[WHAT THE TASK ASKS]
Output the entries that follow character for character. Leave every image out.
/---
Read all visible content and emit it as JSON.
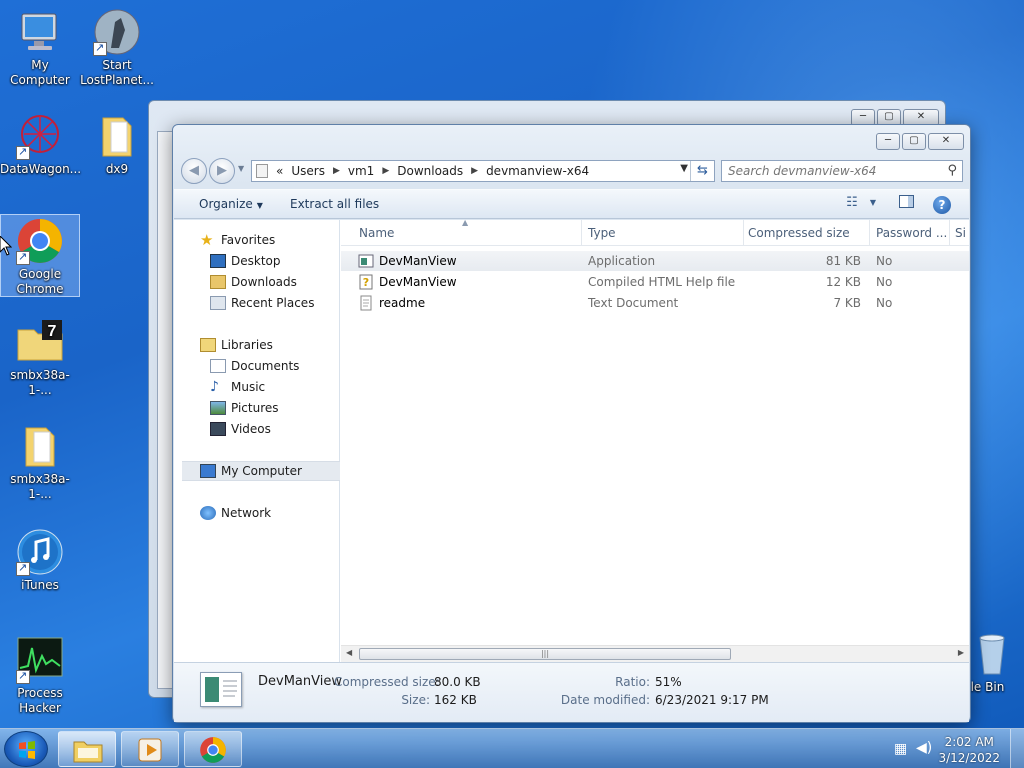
{
  "desktop": {
    "icons": [
      {
        "label": "My Computer"
      },
      {
        "label": "Start LostPlanet..."
      },
      {
        "label": "DataWagon..."
      },
      {
        "label": "dx9"
      },
      {
        "label": "Google Chrome"
      },
      {
        "label": "smbx38a-1-..."
      },
      {
        "label": "smbx38a-1-..."
      },
      {
        "label": "iTunes"
      },
      {
        "label": "Process Hacker"
      },
      {
        "label": "cle Bin"
      }
    ]
  },
  "explorer": {
    "caption_buttons": {
      "minimize": "─",
      "maximize": "▢",
      "close": "✕"
    },
    "breadcrumb": [
      "«",
      "Users",
      "vm1",
      "Downloads",
      "devmanview-x64"
    ],
    "search_placeholder": "Search devmanview-x64",
    "toolbar": {
      "organize": "Organize",
      "extract": "Extract all files"
    },
    "nav": {
      "favorites": "Favorites",
      "desktop": "Desktop",
      "downloads": "Downloads",
      "recent": "Recent Places",
      "libraries": "Libraries",
      "documents": "Documents",
      "music": "Music",
      "pictures": "Pictures",
      "videos": "Videos",
      "computer": "My Computer",
      "network": "Network"
    },
    "columns": {
      "name": "Name",
      "type": "Type",
      "compressed": "Compressed size",
      "password": "Password ...",
      "size": "Si"
    },
    "files": [
      {
        "name": "DevManView",
        "type": "Application",
        "compressed": "81 KB",
        "password": "No",
        "icon": "application-icon"
      },
      {
        "name": "DevManView",
        "type": "Compiled HTML Help file",
        "compressed": "12 KB",
        "password": "No",
        "icon": "help-file-icon"
      },
      {
        "name": "readme",
        "type": "Text Document",
        "compressed": "7 KB",
        "password": "No",
        "icon": "text-document-icon"
      }
    ],
    "details": {
      "name": "DevManView",
      "compressed_label": "Compressed size:",
      "compressed_value": "80.0 KB",
      "size_label": "Size:",
      "size_value": "162 KB",
      "ratio_label": "Ratio:",
      "ratio_value": "51%",
      "date_label": "Date modified:",
      "date_value": "6/23/2021 9:17 PM"
    }
  },
  "taskbar": {
    "time": "2:02 AM",
    "date": "3/12/2022"
  },
  "colors": {
    "desktop": "#1f6fd6",
    "selection": "#e5eaf0",
    "link_text": "#1e395b"
  }
}
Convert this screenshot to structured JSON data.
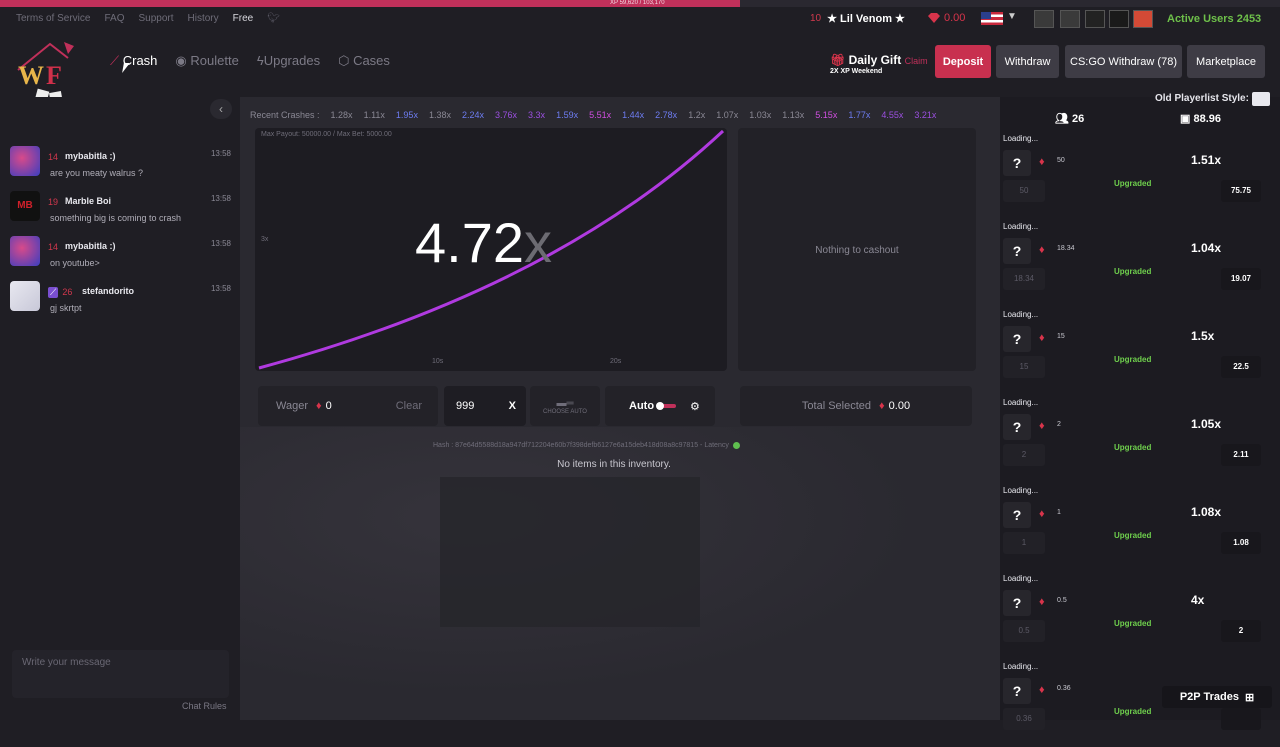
{
  "xp": {
    "text": "XP 59,620 / 103,170",
    "progress": 0.578
  },
  "top_links": [
    "Terms of Service",
    "FAQ",
    "Support",
    "History",
    "Free"
  ],
  "user": {
    "level": "10",
    "name": "★ Lil Venom ★",
    "balance": "0.00"
  },
  "active_users": "Active Users 2453",
  "game_nav": [
    "Crash",
    "Roulette",
    "Upgrades",
    "Cases"
  ],
  "daily_gift": {
    "label": "Daily Gift",
    "claim": "Claim",
    "sub": "2X XP Weekend"
  },
  "buttons": {
    "deposit": "Deposit",
    "withdraw": "Withdraw",
    "csgo_withdraw": "CS:GO Withdraw (78)",
    "marketplace": "Marketplace"
  },
  "chat": {
    "messages": [
      {
        "level": "14",
        "name": "mybabitla :)",
        "time": "13:58",
        "text": "are you meaty walrus ?"
      },
      {
        "level": "19",
        "name": "Marble Boi",
        "time": "13:58",
        "text": "something big is coming to crash"
      },
      {
        "level": "14",
        "name": "mybabitla :)",
        "time": "13:58",
        "text": "on youtube>"
      },
      {
        "level": "26",
        "name": "stefandorito",
        "time": "13:58",
        "text": "gj skrtpt"
      }
    ],
    "placeholder": "Write your message",
    "rules": "Chat Rules"
  },
  "recent": {
    "label": "Recent Crashes :",
    "values": [
      {
        "v": "1.28x",
        "c": "#8a8894"
      },
      {
        "v": "1.11x",
        "c": "#8a8894"
      },
      {
        "v": "1.95x",
        "c": "#6d7cf0"
      },
      {
        "v": "1.38x",
        "c": "#8a8894"
      },
      {
        "v": "2.24x",
        "c": "#6d7cf0"
      },
      {
        "v": "3.76x",
        "c": "#9b4fe0"
      },
      {
        "v": "3.3x",
        "c": "#9b4fe0"
      },
      {
        "v": "1.59x",
        "c": "#6d7cf0"
      },
      {
        "v": "5.51x",
        "c": "#d04fe0"
      },
      {
        "v": "1.44x",
        "c": "#6d7cf0"
      },
      {
        "v": "2.78x",
        "c": "#6d7cf0"
      },
      {
        "v": "1.2x",
        "c": "#8a8894"
      },
      {
        "v": "1.07x",
        "c": "#8a8894"
      },
      {
        "v": "1.03x",
        "c": "#8a8894"
      },
      {
        "v": "1.13x",
        "c": "#8a8894"
      },
      {
        "v": "5.15x",
        "c": "#d04fe0"
      },
      {
        "v": "1.77x",
        "c": "#6d7cf0"
      },
      {
        "v": "4.55x",
        "c": "#9b4fe0"
      },
      {
        "v": "3.21x",
        "c": "#9b4fe0"
      }
    ]
  },
  "graph": {
    "max_payout": "Max Payout: 50000.00 / Max Bet: 5000.00",
    "y_label": "3x",
    "x10": "10s",
    "x20": "20s",
    "multiplier": "4.72",
    "suffix": "x"
  },
  "cashout_empty": "Nothing to cashout",
  "controls": {
    "wager_label": "Wager",
    "wager": "0",
    "clear": "Clear",
    "auto_value": "999",
    "x": "X",
    "choose_auto": "CHOOSE AUTO",
    "auto": "Auto",
    "total_label": "Total Selected",
    "total": "0.00"
  },
  "hash": "Hash : 87e64d5588d18a947df712204e60b7f398defb6127e6a15deb418d08a8c97815 - Latency",
  "no_items": "No items in this inventory.",
  "right": {
    "style_label": "Old Playerlist Style:",
    "players_count": "26",
    "pot": "88.96",
    "players": [
      {
        "loading": "Loading...",
        "bet": "50",
        "mult": "1.51x",
        "status": "Upgraded",
        "value": "75.75"
      },
      {
        "loading": "Loading...",
        "bet": "18.34",
        "mult": "1.04x",
        "status": "Upgraded",
        "value": "19.07"
      },
      {
        "loading": "Loading...",
        "bet": "15",
        "mult": "1.5x",
        "status": "Upgraded",
        "value": "22.5"
      },
      {
        "loading": "Loading...",
        "bet": "2",
        "mult": "1.05x",
        "status": "Upgraded",
        "value": "2.11"
      },
      {
        "loading": "Loading...",
        "bet": "1",
        "mult": "1.08x",
        "status": "Upgraded",
        "value": "1.08"
      },
      {
        "loading": "Loading...",
        "bet": "0.5",
        "mult": "4x",
        "status": "Upgraded",
        "value": "2"
      },
      {
        "loading": "Loading...",
        "bet": "0.36",
        "mult": "",
        "status": "Upgraded",
        "value": ""
      }
    ]
  },
  "p2p": "P2P Trades"
}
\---
[EXERCISE OUTPUT]
Read all visible content and emit it as JSON.
{
  "desktop": {
    "icons": [
      {
        "label": "My Computer"
      },
      {
        "label": "Start LostPlanet..."
      },
      {
        "label": "DataWagon..."
      },
      {
        "label": "dx9"
      },
      {
        "label": "Google Chrome"
      },
      {
        "label": "smbx38a-1-..."
      },
      {
        "label": "smbx38a-1-..."
      },
      {
        "label": "iTunes"
      },
      {
        "label": "Process Hacker"
      },
      {
        "label": "cle Bin"
      }
    ]
  },
  "explorer": {
    "caption_buttons": {
      "minimize": "─",
      "maximize": "▢",
      "close": "✕"
    },
    "breadcrumb": [
      "«",
      "Users",
      "vm1",
      "Downloads",
      "devmanview-x64"
    ],
    "search_placeholder": "Search devmanview-x64",
    "toolbar": {
      "organize": "Organize",
      "extract": "Extract all files"
    },
    "nav": {
      "favorites": "Favorites",
      "desktop": "Desktop",
      "downloads": "Downloads",
      "recent": "Recent Places",
      "libraries": "Libraries",
      "documents": "Documents",
      "music": "Music",
      "pictures": "Pictures",
      "videos": "Videos",
      "computer": "My Computer",
      "network": "Network"
    },
    "columns": {
      "name": "Name",
      "type": "Type",
      "compressed": "Compressed size",
      "password": "Password ...",
      "size": "Si"
    },
    "files": [
      {
        "name": "DevManView",
        "type": "Application",
        "compressed": "81 KB",
        "password": "No",
        "icon": "application-icon"
      },
      {
        "name": "DevManView",
        "type": "Compiled HTML Help file",
        "compressed": "12 KB",
        "password": "No",
        "icon": "help-file-icon"
      },
      {
        "name": "readme",
        "type": "Text Document",
        "compressed": "7 KB",
        "password": "No",
        "icon": "text-document-icon"
      }
    ],
    "details": {
      "name": "DevManView",
      "compressed_label": "Compressed size:",
      "compressed_value": "80.0 KB",
      "size_label": "Size:",
      "size_value": "162 KB",
      "ratio_label": "Ratio:",
      "ratio_value": "51%",
      "date_label": "Date modified:",
      "date_value": "6/23/2021 9:17 PM"
    }
  },
  "taskbar": {
    "time": "2:02 AM",
    "date": "3/12/2022"
  },
  "colors": {
    "desktop": "#1f6fd6",
    "selection": "#e5eaf0",
    "link_text": "#1e395b"
  }
}
Convert this screenshot to structured JSON data.
{
  "xp": {
    "text": "XP 59,620 / 103,170",
    "progress": 0.578
  },
  "top_links": [
    "Terms of Service",
    "FAQ",
    "Support",
    "History",
    "Free"
  ],
  "user": {
    "level": "10",
    "name": "★ Lil Venom ★",
    "balance": "0.00"
  },
  "active_users": "Active Users 2453",
  "game_nav": [
    "Crash",
    "Roulette",
    "Upgrades",
    "Cases"
  ],
  "daily_gift": {
    "label": "Daily Gift",
    "claim": "Claim",
    "sub": "2X XP Weekend"
  },
  "buttons": {
    "deposit": "Deposit",
    "withdraw": "Withdraw",
    "csgo_withdraw": "CS:GO Withdraw (78)",
    "marketplace": "Marketplace"
  },
  "chat": {
    "messages": [
      {
        "level": "14",
        "name": "mybabitla :)",
        "time": "13:58",
        "text": "are you meaty walrus ?"
      },
      {
        "level": "19",
        "name": "Marble Boi",
        "time": "13:58",
        "text": "something big is coming to crash"
      },
      {
        "level": "14",
        "name": "mybabitla :)",
        "time": "13:58",
        "text": "on youtube>"
      },
      {
        "level": "26",
        "name": "stefandorito",
        "time": "13:58",
        "text": "gj skrtpt"
      }
    ],
    "placeholder": "Write your message",
    "rules": "Chat Rules"
  },
  "recent": {
    "label": "Recent Crashes :",
    "values": [
      {
        "v": "1.28x",
        "c": "#8a8894"
      },
      {
        "v": "1.11x",
        "c": "#8a8894"
      },
      {
        "v": "1.95x",
        "c": "#6d7cf0"
      },
      {
        "v": "1.38x",
        "c": "#8a8894"
      },
      {
        "v": "2.24x",
        "c": "#6d7cf0"
      },
      {
        "v": "3.76x",
        "c": "#9b4fe0"
      },
      {
        "v": "3.3x",
        "c": "#9b4fe0"
      },
      {
        "v": "1.59x",
        "c": "#6d7cf0"
      },
      {
        "v": "5.51x",
        "c": "#d04fe0"
      },
      {
        "v": "1.44x",
        "c": "#6d7cf0"
      },
      {
        "v": "2.78x",
        "c": "#6d7cf0"
      },
      {
        "v": "1.2x",
        "c": "#8a8894"
      },
      {
        "v": "1.07x",
        "c": "#8a8894"
      },
      {
        "v": "1.03x",
        "c": "#8a8894"
      },
      {
        "v": "1.13x",
        "c": "#8a8894"
      },
      {
        "v": "5.15x",
        "c": "#d04fe0"
      },
      {
        "v": "1.77x",
        "c": "#6d7cf0"
      },
      {
        "v": "4.55x",
        "c": "#9b4fe0"
      },
      {
        "v": "3.21x",
        "c": "#9b4fe0"
      }
    ]
  },
  "graph": {
    "max_payout": "Max Payout: 50000.00 / Max Bet: 5000.00",
    "y_label": "3x",
    "x10": "10s",
    "x20": "20s",
    "multiplier": "4.72",
    "suffix": "x"
  },
  "cashout_empty": "Nothing to cashout",
  "controls": {
    "wager_label": "Wager",
    "wager": "0",
    "clear": "Clear",
    "auto_value": "999",
    "x": "X",
    "choose_auto": "CHOOSE AUTO",
    "auto": "Auto",
    "total_label": "Total Selected",
    "total": "0.00"
  },
  "hash": "Hash : 87e64d5588d18a947df712204e60b7f398defb6127e6a15deb418d08a8c97815 - Latency",
  "no_items": "No items in this inventory.",
  "right": {
    "style_label": "Old Playerlist Style:",
    "players_count": "26",
    "pot": "88.96",
    "players": [
      {
        "loading": "Loading...",
        "bet": "50",
        "mult": "1.51x",
        "status": "Upgraded",
        "value": "75.75"
      },
      {
        "loading": "Loading...",
        "bet": "18.34",
        "mult": "1.04x",
        "status": "Upgraded",
        "value": "19.07"
      },
      {
        "loading": "Loading...",
        "bet": "15",
        "mult": "1.5x",
        "status": "Upgraded",
        "value": "22.5"
      },
      {
        "loading": "Loading...",
        "bet": "2",
        "mult": "1.05x",
        "status": "Upgraded",
        "value": "2.11"
      },
      {
        "loading": "Loading...",
        "bet": "1",
        "mult": "1.08x",
        "status": "Upgraded",
        "value": "1.08"
      },
      {
        "loading": "Loading...",
        "bet": "0.5",
        "mult": "4x",
        "status": "Upgraded",
        "value": "2"
      },
      {
        "loading": "Loading...",
        "bet": "0.36",
        "mult": "",
        "status": "Upgraded",
        "value": ""
      }
    ]
  },
  "p2p": "P2P Trades"
}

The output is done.